Action item » The entries follow. Copy every line in which "selected" appears.

Exercise data »
....................
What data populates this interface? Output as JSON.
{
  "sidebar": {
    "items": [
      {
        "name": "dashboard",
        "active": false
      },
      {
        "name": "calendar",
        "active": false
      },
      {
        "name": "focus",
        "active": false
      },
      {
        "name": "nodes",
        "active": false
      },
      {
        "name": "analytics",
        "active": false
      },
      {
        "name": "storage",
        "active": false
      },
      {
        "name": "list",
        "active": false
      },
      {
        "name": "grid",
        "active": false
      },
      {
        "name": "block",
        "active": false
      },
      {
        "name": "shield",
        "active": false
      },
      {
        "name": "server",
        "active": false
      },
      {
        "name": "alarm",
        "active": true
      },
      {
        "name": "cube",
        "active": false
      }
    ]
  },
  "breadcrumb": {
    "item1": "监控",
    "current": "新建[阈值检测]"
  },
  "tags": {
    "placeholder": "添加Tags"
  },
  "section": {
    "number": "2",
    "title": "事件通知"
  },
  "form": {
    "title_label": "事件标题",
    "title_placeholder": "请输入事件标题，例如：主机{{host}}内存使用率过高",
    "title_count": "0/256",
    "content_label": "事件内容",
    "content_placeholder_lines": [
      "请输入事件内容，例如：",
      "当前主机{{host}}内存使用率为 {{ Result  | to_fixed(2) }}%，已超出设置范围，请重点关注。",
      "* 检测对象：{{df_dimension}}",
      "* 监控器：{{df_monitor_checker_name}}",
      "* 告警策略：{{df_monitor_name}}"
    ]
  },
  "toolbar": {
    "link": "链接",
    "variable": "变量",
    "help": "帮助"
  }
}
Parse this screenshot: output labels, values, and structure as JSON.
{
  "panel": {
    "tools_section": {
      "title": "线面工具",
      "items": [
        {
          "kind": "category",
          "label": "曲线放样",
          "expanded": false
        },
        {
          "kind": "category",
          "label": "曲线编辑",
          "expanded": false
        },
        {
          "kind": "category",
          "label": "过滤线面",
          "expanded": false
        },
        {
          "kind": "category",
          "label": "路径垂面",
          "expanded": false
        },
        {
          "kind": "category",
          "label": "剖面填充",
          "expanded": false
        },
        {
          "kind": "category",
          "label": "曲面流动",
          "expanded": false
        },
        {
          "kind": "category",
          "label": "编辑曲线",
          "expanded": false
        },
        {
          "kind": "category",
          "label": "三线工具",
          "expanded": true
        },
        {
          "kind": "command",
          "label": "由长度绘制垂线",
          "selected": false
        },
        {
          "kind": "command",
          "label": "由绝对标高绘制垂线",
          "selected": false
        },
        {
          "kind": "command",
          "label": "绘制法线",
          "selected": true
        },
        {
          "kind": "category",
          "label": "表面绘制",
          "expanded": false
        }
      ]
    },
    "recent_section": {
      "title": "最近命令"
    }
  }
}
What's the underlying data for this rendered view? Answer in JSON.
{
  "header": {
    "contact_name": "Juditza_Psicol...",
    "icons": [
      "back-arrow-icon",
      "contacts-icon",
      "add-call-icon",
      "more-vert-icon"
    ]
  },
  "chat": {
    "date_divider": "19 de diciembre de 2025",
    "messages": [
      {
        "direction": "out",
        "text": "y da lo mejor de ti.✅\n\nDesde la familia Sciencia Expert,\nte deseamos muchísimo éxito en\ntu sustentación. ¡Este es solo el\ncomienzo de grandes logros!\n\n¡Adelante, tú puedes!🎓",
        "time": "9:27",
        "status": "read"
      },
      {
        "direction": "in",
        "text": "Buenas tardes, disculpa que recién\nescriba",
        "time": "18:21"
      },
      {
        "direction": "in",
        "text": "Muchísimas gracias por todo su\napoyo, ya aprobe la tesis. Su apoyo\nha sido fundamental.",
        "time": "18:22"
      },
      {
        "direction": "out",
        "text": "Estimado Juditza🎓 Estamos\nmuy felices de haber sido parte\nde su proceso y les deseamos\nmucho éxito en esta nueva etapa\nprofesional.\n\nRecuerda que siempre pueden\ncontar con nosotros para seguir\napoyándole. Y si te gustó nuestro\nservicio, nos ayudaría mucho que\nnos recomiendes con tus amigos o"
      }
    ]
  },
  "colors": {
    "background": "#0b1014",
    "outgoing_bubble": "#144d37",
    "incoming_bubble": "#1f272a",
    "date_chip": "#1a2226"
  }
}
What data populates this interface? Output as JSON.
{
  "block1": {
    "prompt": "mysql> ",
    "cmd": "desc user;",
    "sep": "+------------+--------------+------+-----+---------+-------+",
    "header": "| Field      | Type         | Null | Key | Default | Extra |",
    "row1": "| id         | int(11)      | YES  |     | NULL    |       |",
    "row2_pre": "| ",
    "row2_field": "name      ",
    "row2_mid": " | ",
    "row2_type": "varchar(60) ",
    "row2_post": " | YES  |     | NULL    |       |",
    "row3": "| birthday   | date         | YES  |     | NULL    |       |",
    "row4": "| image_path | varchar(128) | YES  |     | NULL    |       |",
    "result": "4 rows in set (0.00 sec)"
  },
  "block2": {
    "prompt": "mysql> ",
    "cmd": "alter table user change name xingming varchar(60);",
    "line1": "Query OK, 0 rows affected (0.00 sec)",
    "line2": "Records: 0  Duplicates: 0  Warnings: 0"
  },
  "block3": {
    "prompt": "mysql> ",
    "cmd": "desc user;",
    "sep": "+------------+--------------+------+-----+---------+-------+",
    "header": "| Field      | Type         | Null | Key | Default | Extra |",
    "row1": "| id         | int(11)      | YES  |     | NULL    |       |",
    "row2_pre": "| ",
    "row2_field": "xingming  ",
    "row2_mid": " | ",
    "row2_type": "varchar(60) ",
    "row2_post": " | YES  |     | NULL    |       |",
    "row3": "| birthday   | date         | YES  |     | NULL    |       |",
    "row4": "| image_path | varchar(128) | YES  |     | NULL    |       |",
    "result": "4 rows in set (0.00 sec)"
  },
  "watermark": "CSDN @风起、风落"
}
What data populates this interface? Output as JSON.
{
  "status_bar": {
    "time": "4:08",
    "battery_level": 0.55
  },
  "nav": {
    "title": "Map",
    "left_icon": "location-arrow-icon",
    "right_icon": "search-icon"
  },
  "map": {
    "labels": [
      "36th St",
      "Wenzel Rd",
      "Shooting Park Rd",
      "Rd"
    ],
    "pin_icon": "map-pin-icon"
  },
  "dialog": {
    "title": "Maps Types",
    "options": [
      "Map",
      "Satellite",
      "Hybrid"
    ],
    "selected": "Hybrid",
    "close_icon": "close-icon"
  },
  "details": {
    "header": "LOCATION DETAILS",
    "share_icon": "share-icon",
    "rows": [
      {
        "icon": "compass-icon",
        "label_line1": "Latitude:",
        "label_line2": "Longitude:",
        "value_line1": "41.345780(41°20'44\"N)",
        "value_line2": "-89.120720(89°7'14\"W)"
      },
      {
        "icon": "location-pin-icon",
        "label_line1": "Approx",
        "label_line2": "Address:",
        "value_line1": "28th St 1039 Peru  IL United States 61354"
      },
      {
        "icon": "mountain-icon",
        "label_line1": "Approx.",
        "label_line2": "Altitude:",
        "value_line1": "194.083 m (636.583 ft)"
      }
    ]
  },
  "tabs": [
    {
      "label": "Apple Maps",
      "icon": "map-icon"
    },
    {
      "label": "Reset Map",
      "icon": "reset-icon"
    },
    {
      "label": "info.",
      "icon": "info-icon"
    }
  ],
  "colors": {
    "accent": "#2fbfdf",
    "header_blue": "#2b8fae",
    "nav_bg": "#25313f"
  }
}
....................
Your solution »
          "selected": false
          "selected": false
          "selected": true
    "selected": "Hybrid",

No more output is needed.